8:20 AM With a baby bottle in one hand and a baby goat in the other, it’s easy to think about what took place at the incarnation. When God became man He didn’t do so as a king, aloof and invincible. “He became a little baby thing/that made a woman cry” (George MacDonald). Christ took our nature and accepted our limitations, exposing Himself to our temptations and experiencing the full bitterness of our sorrows. He lived our life and died our death. A newborn goat can’t rise to your heights. You must stoop to its depths. And that’s precisely what Christmas — our “Incarnation Festival” — represents. Jesus became one of us without any loss of His own identity. He descended fully into our human reality. He who had been the Creator of the universe became a creature. He who threw the stars into space was now wrapped so tightly in swaddling clothes He couldn’t even move His own arms. He who was the Word of God was now speechless except for the cries of a newborn infant. And He on whom all things depended was now dependent upon His earthly mother and father. Then, when He grew up and matured into manhood, He changed the rules of the game forever by insisting that He was the only way to God. And so He demanded from His followers their total allegiance and even promised them that such allegiance could cost them everything, even separation from their earthly families. The baby that was born to two Jews in a stinky barn eventually grew up to become my Savior and my Lord, and, I hope, yours too.
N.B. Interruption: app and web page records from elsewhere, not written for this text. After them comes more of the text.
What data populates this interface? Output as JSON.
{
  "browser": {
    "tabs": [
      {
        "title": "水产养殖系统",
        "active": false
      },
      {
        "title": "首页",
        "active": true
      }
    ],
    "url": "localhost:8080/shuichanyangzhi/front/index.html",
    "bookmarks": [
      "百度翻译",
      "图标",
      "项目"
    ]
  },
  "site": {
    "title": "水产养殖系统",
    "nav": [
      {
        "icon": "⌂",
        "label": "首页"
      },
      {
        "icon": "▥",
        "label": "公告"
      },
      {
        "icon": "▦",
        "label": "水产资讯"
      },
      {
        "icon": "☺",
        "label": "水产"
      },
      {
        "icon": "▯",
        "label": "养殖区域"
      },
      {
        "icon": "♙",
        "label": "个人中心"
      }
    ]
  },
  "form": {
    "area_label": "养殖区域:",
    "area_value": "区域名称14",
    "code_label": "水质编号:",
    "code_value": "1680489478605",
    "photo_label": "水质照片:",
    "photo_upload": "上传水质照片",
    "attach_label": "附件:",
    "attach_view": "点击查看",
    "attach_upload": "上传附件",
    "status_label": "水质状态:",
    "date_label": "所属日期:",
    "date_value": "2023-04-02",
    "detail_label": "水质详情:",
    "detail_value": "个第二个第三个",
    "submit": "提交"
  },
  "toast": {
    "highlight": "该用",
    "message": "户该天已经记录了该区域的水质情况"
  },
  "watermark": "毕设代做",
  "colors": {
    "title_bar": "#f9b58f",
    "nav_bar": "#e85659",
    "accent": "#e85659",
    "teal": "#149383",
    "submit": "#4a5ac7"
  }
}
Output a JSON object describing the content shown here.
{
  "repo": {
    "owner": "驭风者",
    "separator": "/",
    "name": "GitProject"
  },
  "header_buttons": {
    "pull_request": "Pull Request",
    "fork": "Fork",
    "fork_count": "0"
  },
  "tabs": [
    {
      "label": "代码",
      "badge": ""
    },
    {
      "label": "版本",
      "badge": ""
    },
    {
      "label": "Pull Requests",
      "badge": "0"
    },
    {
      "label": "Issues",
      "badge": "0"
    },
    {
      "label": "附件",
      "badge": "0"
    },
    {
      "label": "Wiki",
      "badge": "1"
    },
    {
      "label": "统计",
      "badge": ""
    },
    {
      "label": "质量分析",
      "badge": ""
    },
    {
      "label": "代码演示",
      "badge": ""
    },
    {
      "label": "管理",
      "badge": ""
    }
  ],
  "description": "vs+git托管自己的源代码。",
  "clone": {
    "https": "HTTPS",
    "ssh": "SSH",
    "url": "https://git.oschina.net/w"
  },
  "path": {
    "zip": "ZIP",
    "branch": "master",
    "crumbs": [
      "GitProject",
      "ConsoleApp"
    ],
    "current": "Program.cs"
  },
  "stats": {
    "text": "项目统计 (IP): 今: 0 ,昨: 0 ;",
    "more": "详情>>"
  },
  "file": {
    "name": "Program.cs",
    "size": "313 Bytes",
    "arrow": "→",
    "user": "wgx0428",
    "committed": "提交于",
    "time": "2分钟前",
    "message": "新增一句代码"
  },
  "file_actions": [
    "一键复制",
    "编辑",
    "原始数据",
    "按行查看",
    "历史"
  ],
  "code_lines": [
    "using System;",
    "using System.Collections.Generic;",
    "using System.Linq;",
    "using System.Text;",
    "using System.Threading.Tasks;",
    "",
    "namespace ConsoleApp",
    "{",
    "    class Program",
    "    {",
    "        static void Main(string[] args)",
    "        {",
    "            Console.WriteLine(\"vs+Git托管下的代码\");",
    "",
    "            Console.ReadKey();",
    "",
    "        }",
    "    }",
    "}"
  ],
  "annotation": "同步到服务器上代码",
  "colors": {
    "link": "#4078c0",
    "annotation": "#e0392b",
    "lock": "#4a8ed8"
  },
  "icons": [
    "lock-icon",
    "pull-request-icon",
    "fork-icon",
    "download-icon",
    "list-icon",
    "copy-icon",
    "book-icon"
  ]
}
Today churches will be filled to capacity with people who’ve come to hear the Christmas story again. I will be among them. But I must never forget that the baby grew up, and that today He does more than drool and coo.
(Nativity scene credit: Openclipart.org.